Finally, plaintiff might be able proceed on a continuing violation theory. In Green v. Los Angeles County Superintendent of Sch., 883 F.2d 1472, 1480-81 (9th Cir. 1989), the court was faced with a section 1983 claim based on an alleged continuing pattern of discrimination. The court noted that a plaintiff satisfies the statute of limitations if she shows "'a series of related acts, one or more of which falls within the limitations period, or the maintenance of a discriminatory system both before and during the [limitations] period].'" Id., 883 F.2d at 1480 (quoting Valentino v. United States Postal Serv., 218 U.S. App. D.C. 213, 674 F.2d 56, 65 (D.C.Cir. 1982) (quoting B. Schei & P. Grossman, Employment Discrimination Law 232 (Supp. 1979))). Depending on the evidence presented, a jury could find that the school had a policy of intentional discrimination against Jane on the basis of sex at least up until the two-day suspensions occurred, which was within the limitations period.
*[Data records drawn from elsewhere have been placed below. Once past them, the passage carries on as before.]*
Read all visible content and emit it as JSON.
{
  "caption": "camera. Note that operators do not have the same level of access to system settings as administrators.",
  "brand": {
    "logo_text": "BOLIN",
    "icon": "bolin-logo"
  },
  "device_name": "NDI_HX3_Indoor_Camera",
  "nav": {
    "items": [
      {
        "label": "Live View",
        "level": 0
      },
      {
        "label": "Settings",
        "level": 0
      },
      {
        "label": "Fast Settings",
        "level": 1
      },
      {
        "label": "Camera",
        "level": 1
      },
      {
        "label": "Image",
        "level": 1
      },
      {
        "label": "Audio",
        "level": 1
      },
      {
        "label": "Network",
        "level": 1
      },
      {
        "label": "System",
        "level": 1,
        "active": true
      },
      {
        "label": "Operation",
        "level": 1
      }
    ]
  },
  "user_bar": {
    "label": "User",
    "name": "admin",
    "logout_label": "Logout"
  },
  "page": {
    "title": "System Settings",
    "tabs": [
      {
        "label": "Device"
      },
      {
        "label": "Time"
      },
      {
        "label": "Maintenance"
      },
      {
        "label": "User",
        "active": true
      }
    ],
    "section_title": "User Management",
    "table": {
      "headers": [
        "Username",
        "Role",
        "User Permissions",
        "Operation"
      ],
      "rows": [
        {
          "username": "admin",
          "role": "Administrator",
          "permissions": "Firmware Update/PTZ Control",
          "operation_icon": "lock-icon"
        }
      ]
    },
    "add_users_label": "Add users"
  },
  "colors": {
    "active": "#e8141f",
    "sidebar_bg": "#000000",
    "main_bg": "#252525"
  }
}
Plaintiff argues that the statute of limitations for her federal causes of action is tolled pursuant to Code of Civil Procedure § 352(a)(1) and that the defendants are estopped from raising the statute of limitations as a defense. As the Ninth Circuit stated in Alexopulos:
In the absence of a federal statute of limitations, federal courts borrow not only the applicable state statute, but also the rules for its tolling, unless to do so would be "'inconsistent with the federal policy underlying the cause of action under consideration.'"
Id., 817 F.2d at 555 (quoting Board of Regents v. Tomanio, 446 U.S. 478, 485, 100 S. Ct. 1790, 1795, 64 L. Ed. 2d 440 (1980) (quoting Robertson v. Wegmann, 436 U.S. 584, 98 S. Ct. 1991, 56 L. Ed. 2d 554 (1978))).
(a) If a person entitled to bring an action, mentioned in Chapter 3 of this title, be, at the time of the ...